There are tax consultants and there are the kind hired by VTU.
Officials from Visvesvaraya Technological University, Belagavi, were stumped after a Bengaluru-based tax consultant they hired to win back around Rs 450 crore from the Income Tax department raised a bill for Rs 35 crore.
Even more weird is the fact that the bill was raised five months before the final verdict was pronounced in favour of the VTU.
A copy of the bill and the order passed by the Income Tax Appellate Tribunal, Bengaluru, show the bill was raised on January 18, 2018, while the final order was passed five months later on June 14, 2018.
According to documents available with DH, the then registrar of the varsity had rejected the consultant’s bill. The consultant, a former I-T commissioner, contended the bill was as discussed with the vice-chancellor.
The Executive Council members of the VTU said the vice-chancellor had not placed the issue before the Council, which is the highest authority of the varsity.
“The Executive Council had accorded powers to the vice-chancellor to appoint a consultant, but not by violating norms. We are not aware of the MoU signed, nor the invoice raised,” said a senior member.
Dr Sanjeev Kubakaddi, member of the Executive Council (Governor’s nominee), demanded an enquiry into the bill.
“Why was the Executive Council kept in the dark even after so many correspondences between the consultant and the university? When the Governor has enquired alleged irregularities by registrar based on anonymous letters, we demand that he set up inquiry on this issue also.”
Seeking clarification on the issue, DH reached out to VTU Vice-Chancellor
Karisiddappa. Despite repeated calls and messages, the VC did not respond.
Meanwhile, official sources from the university said that around Rs 60 lakh has already been paid to the consultant as professional charges.
The consultant had appeared 13 times before the tribunal for arguments for which he has charged Rs 4 crore. And for six of his appearances for arguments before Commissioner (Appeals), he has quoted Rs 2 crore.

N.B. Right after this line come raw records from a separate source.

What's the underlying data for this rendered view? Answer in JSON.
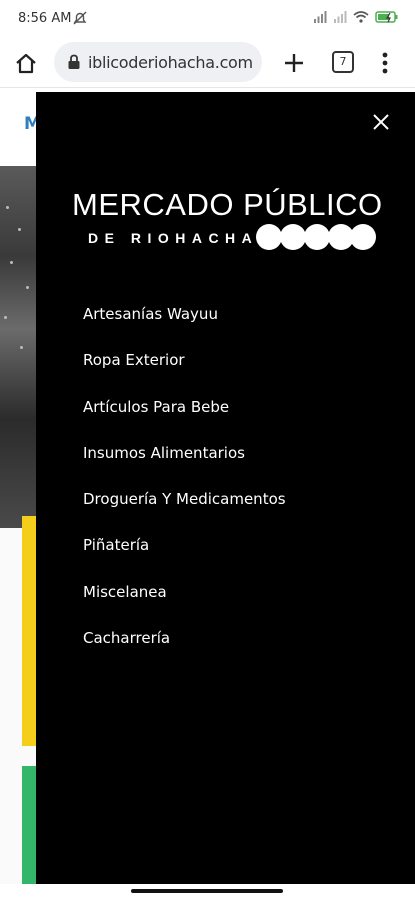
{
  "status_bar": {
    "time": "8:56 AM",
    "notification_icon": "mute-notification-icon",
    "signal_icon": "signal-icon",
    "wifi_icon": "wifi-icon",
    "battery_icon": "battery-charging-icon"
  },
  "browser": {
    "url": "iblicoderiohacha.com",
    "tab_count": "7",
    "home_icon": "home-icon",
    "lock_icon": "lock-icon",
    "new_tab_icon": "plus-icon",
    "menu_icon": "more-vert-icon"
  },
  "page": {
    "logo_fragment": "M",
    "accent_yellow": "#f5cd1b",
    "accent_green": "#33b56a"
  },
  "drawer": {
    "background": "#000000",
    "close_icon": "close-icon",
    "brand_title": "MERCADO PÚBLICO",
    "brand_subtitle": "DE RIOHACHA",
    "menu_items": [
      "Artesanías Wayuu",
      "Ropa Exterior",
      "Artículos Para Bebe",
      "Insumos Alimentarios",
      "Droguería Y Medicamentos",
      "Piñatería",
      "Miscelanea",
      "Cacharrería"
    ]
  }
}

The then registrar clearly said that the consultant had claimed an unimaginable amount. “The claim of Rs 12 crore for research and documentation shocks conscience. The demand of such an unimaginable amount of Rs 35 crore is not in the nature of professional fee payable for a tax consultant/advocate. Similarly, the fee demanded for drafting/filing of appeals, appearances etc, running into crores is not in the nature of professional fee to be paid for professional work, to say the least.”
I-T vs VTU case
Of the Rs 500-crore corpus fund deposited by VTU in various banks in Belagavi, Rs 450 crore was seized by the Income Tax department a few years ago towards tax due and penalty for the same, as the varsity was earning interest from the corpus fund. A case was filed in the high court and the Supreme Court where the judgement was in favour of the IT department. Recently, the appellate tribunal Bengaluru gave a judgement in favour of the VTU.
The Rs 35-cr fee shock
*Drafting and filing of appeals: Rs 5 crore
*Research and documentation: Rs 12 crore
*Conducting of and participation in meetings and conferences: Rs 2 crore
*Preparation and filing of written submissions before Income Tax appellate tribunal, Bengaluru, and Commissioner of Income Tax (Appeals), Belagavi: Rs 10 crore
*Appearances and arguments before tribunal: Rs 4 crore
*Appearnaces and arguments before commissioner: Rs 2 crore